Former presidential candidate and Secretary of State John Kerry made a joke during a speech over the weekend about President Donald Trump, cementing himself as the face of the “girther movement.”
Kerry, during an Alfalfa Club dinner speech on Saturday, said he won’t believe Rear Admiral Dr. Ronny Jackson’s medical assessment of Trump weighing 239 pounds until he takes a look at the president’s “long-form girth certificate.”
“Personally, I just won’t believe him until he produces his long-form girth certificate,” Kerry said, according to the Hill.
The “girth certificate,” of course, refers to Trump’s questioning of Barack Obama’s birth certificate, which the then candidate Trump later said originated with the Hillary Clinton campaign in 2008.
The term “girth” usually refers to the degree of a person’s rotundity in their abdominal region, but it can also refer to something more vulgar.
It’s not clear if Kerry intended such a double-meaning, but there has been a history of these kinds of potshots at Trump — see the “small hands” meme from the wild 2016 campaign.
Rear Admiral Dr. Ronny Jackson, you may recall, said that Trump’s medical exam went “exceptionally well,” that he got a perfect 30 out of 30 on a cognitive exam, and that abstaining from tobacco and alcohol and “great genes” support a clean bill of health.
Still, there were those who questioned the validity of the exam, including the detail that Trump’s height is 6’3.
Trump's medical exam says he's 6'3" and 239 pounds. Albert Pujols is 6'3" and 240 pounds. If the dementia tests are equally accurate, we are doomed. pic.twitter.com/fn0u1xzzjI
— James Gunn (@JamesGunn) January 17, 2018
A-Rod, 6’3” pic.twitter.com/wqbglVayOc
— Defund the GQP (@Brasilmagic) January 17, 2018
While John Kerry may not have coined “girther movement” he was certainly referencing it.
Has anyone coined "girther" for those who belive the president weighs more than his doctor reports?
— Chris Hayes (@chrislhayes) January 16, 2018

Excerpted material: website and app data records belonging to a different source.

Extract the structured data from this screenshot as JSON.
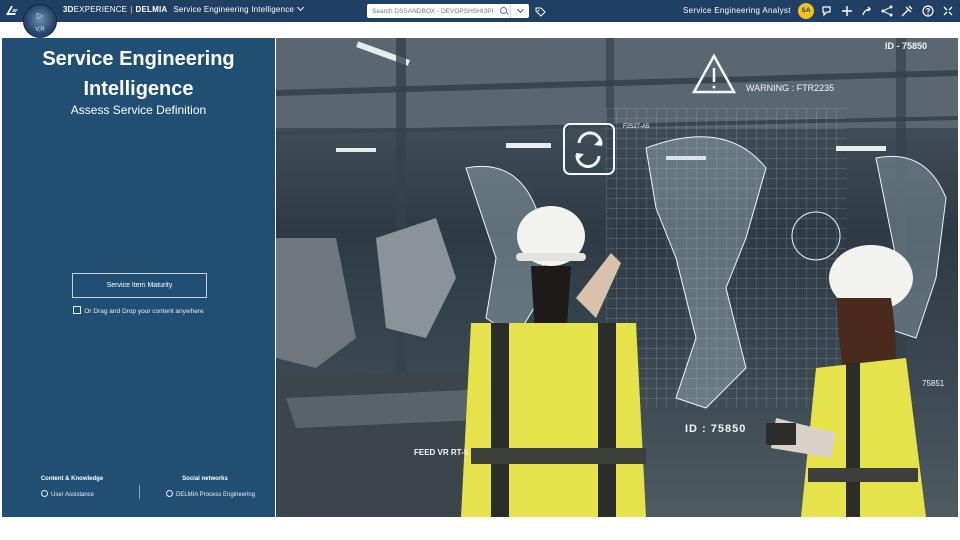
{
  "header": {
    "brand_3d": "3D",
    "brand_experience": "EXPERIENCE",
    "brand_separator": "|",
    "brand_product": "DELMIA",
    "app_name": "Service Engineering Intelligence",
    "compass_version": "V,R",
    "search_placeholder": "Search DSSANDBOX - DEVOPSHSHI3PI",
    "role": "Service Engineering Analyst",
    "avatar_initials": "SA",
    "icons": [
      "3ds-logo-icon",
      "compass-icon",
      "chevron-down-icon",
      "search-icon",
      "tag-icon",
      "notifications-icon",
      "add-icon",
      "share-icon",
      "share-network-icon",
      "tools-icon",
      "help-icon",
      "collapse-icon"
    ],
    "colors": {
      "bar": "#1f3f63",
      "avatar": "#f5c11a"
    }
  },
  "left_panel": {
    "title": "Service Engineering Intelligence",
    "subtitle": "Assess Service Definition",
    "button_label": "Service Item Maturity",
    "dragdrop_text": "Or Drag and Drop your content anywhere",
    "footer": {
      "col1_heading": "Content & Knowledge",
      "col1_link": "User Assistance",
      "col2_heading": "Social networks",
      "col2_link": "DELMIA Process Engineering"
    },
    "colors": {
      "background": "#214f74"
    }
  },
  "hero": {
    "labels": {
      "id_top": "ID - 75850",
      "warning": "WARNING : FTR2235",
      "part": "F2527-A5",
      "feed": "FEED VR RT-5",
      "id_bottom": "ID : 75850",
      "code_right": "75851"
    }
  }
}
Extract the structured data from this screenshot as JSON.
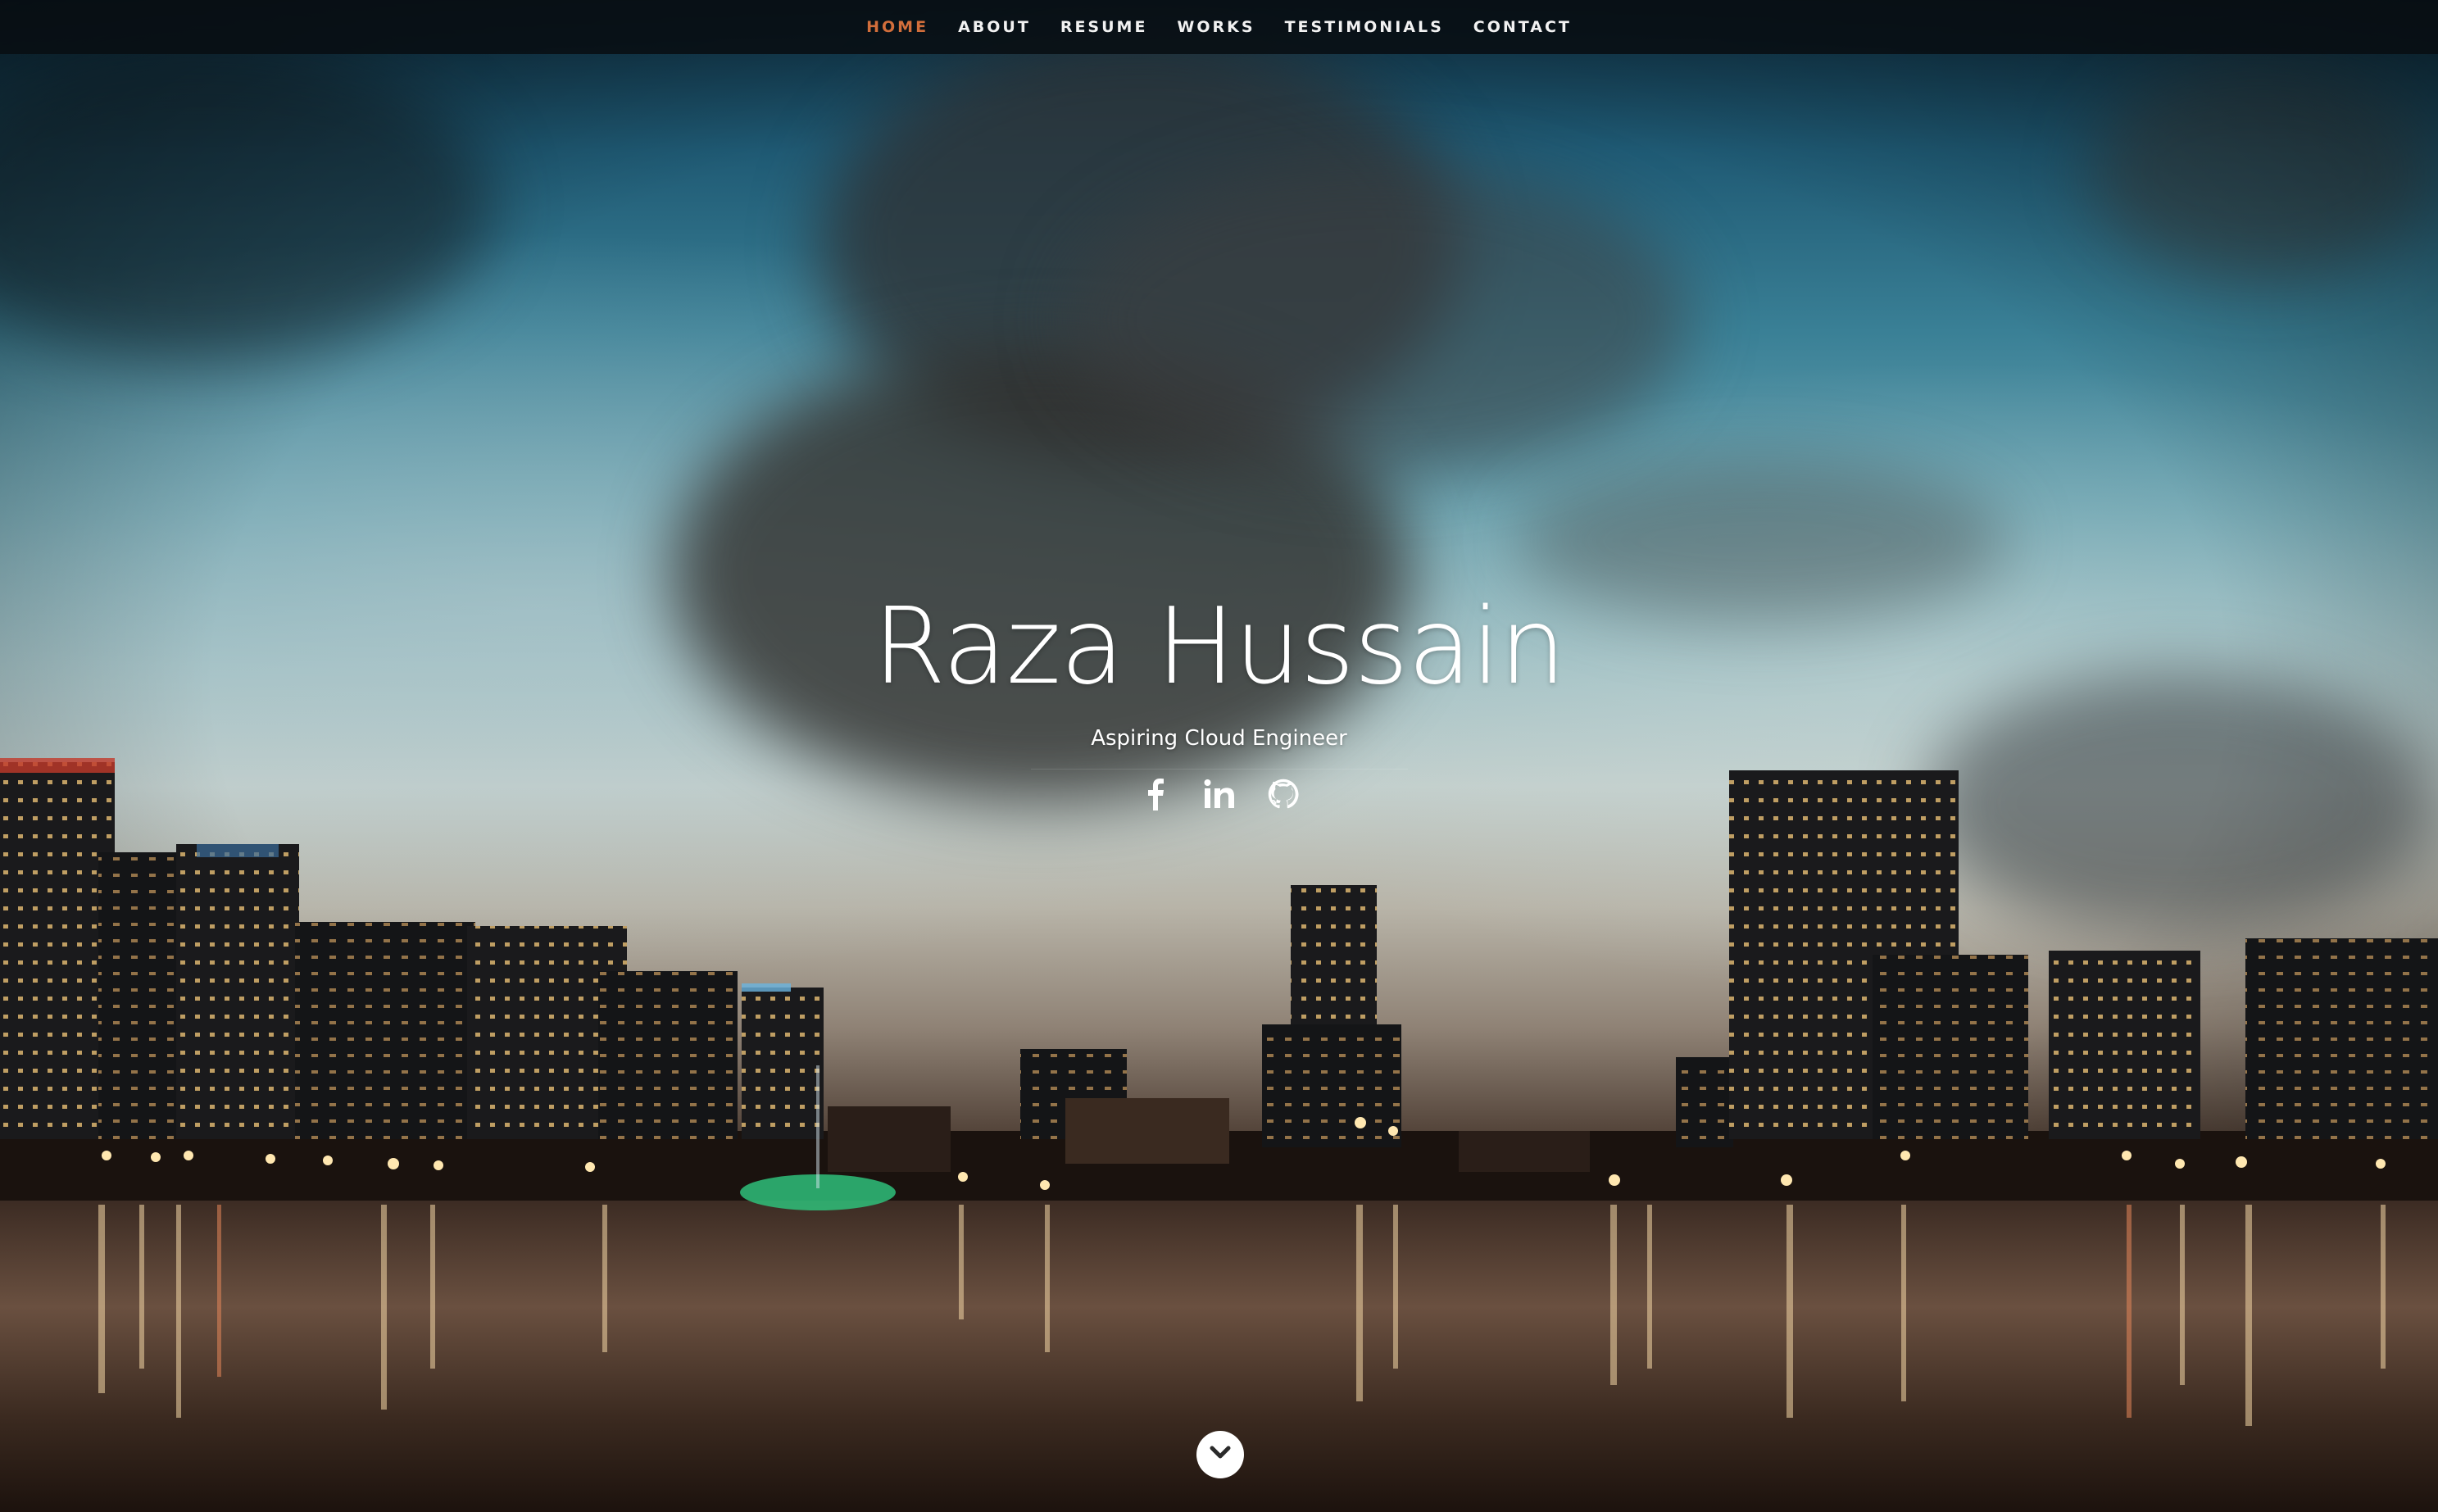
{
  "nav": {
    "items": [
      {
        "label": "HOME",
        "current": true
      },
      {
        "label": "ABOUT",
        "current": false
      },
      {
        "label": "RESUME",
        "current": false
      },
      {
        "label": "WORKS",
        "current": false
      },
      {
        "label": "TESTIMONIALS",
        "current": false
      },
      {
        "label": "CONTACT",
        "current": false
      }
    ],
    "active_color": "#d26e3b"
  },
  "banner": {
    "name": "Raza Hussain",
    "subtitle": "Aspiring Cloud Engineer"
  },
  "social": [
    {
      "icon": "facebook-icon"
    },
    {
      "icon": "linkedin-icon"
    },
    {
      "icon": "github-icon"
    }
  ],
  "scroll_down": {
    "icon": "chevron-down-icon"
  }
}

CNN’s Dr. Sanjay Gupta also notably disputed that Trump’s heart was healthy, saying instead that the president has “heart disease.”
Dr. Jackson was also the physician for Presidents Bush and Obama.